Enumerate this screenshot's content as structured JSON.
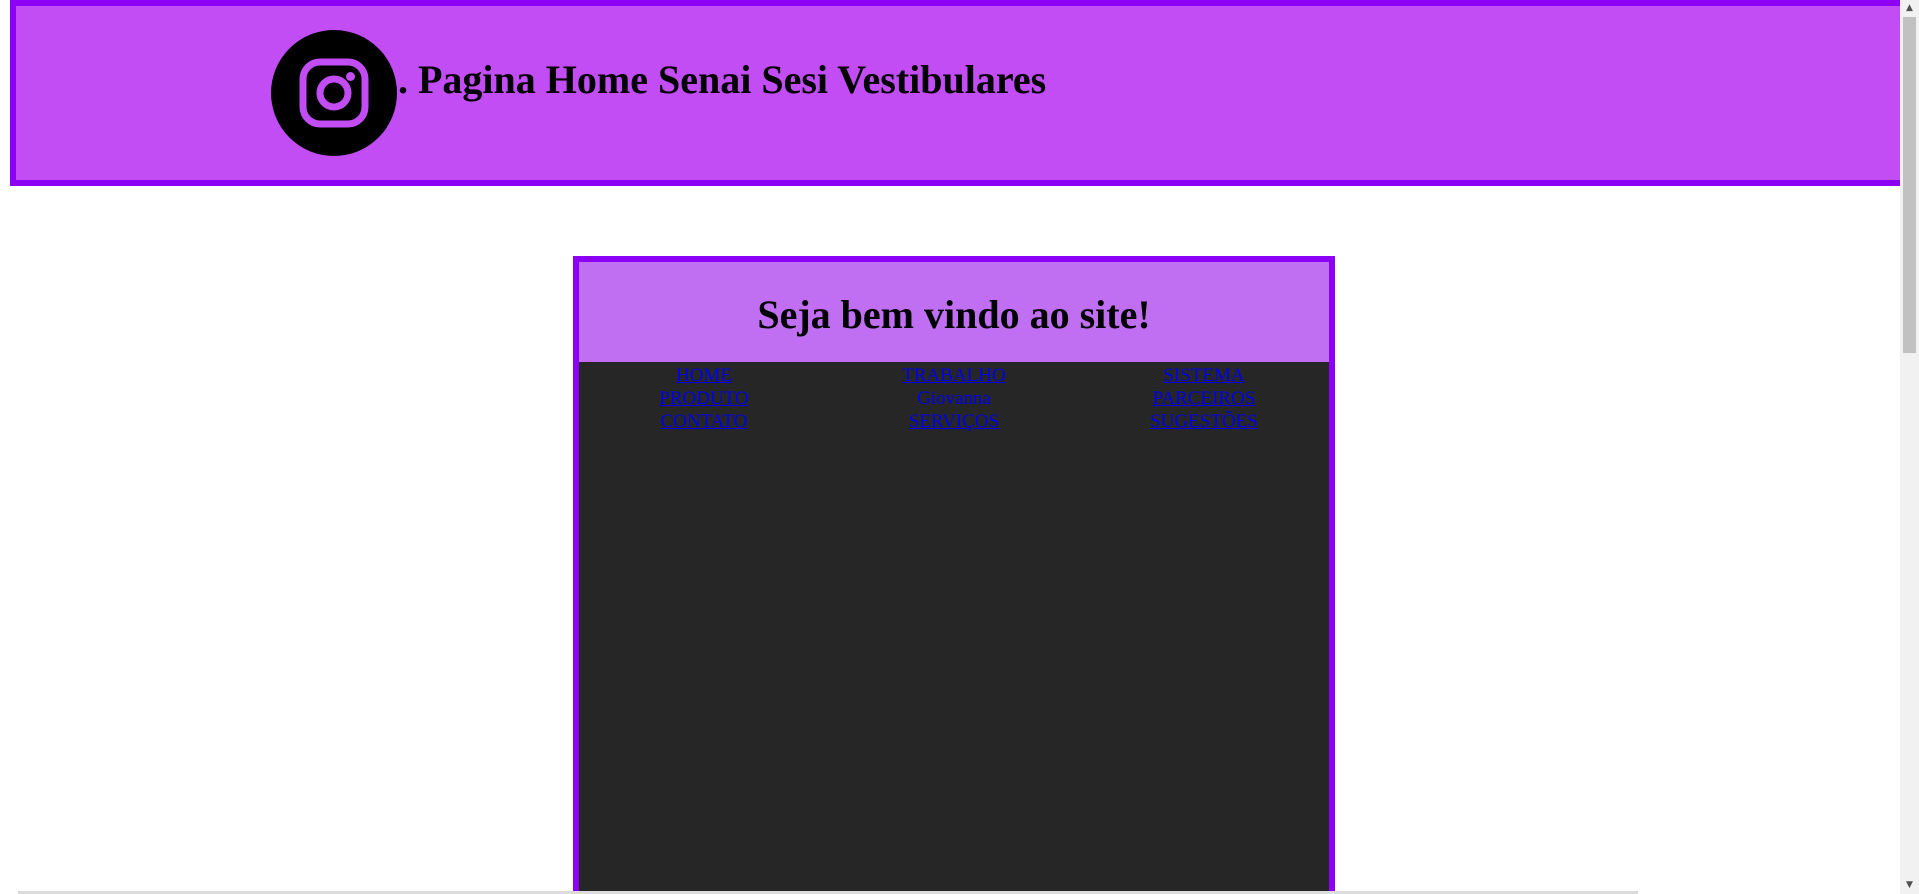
{
  "header": {
    "title": ". Pagina Home Senai Sesi Vestibulares",
    "logo_icon": "instagram-icon",
    "background": "#c24df5",
    "border": "#8c00f5"
  },
  "panel": {
    "title": "Seja bem vindo ao site!",
    "nav": {
      "col1": [
        "HOME",
        "PRODUTO",
        "CONTATO"
      ],
      "col2": [
        "TRABALHO",
        "Giovanna",
        "SERVIÇOS"
      ],
      "col3": [
        "SISTEMA",
        "PARCEIROS",
        "SUGESTÕES"
      ]
    },
    "head_background": "#c06ef2",
    "body_background": "#262626",
    "link_color": "#0000ee"
  }
}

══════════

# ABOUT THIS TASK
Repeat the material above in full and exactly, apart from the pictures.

# RESPONSE TO THIS EXERCISE
Enumerate this screenshot's content as structured JSON.
{
  "header": {
    "title": ". Pagina Home Senai Sesi Vestibulares",
    "logo_icon": "instagram-icon",
    "background": "#c24df5",
    "border": "#8c00f5"
  },
  "panel": {
    "title": "Seja bem vindo ao site!",
    "nav": {
      "col1": [
        "HOME",
        "PRODUTO",
        "CONTATO"
      ],
      "col2": [
        "TRABALHO",
        "Giovanna",
        "SERVIÇOS"
      ],
      "col3": [
        "SISTEMA",
        "PARCEIROS",
        "SUGESTÕES"
      ]
    },
    "head_background": "#c06ef2",
    "body_background": "#262626",
    "link_color": "#0000ee"
  }
}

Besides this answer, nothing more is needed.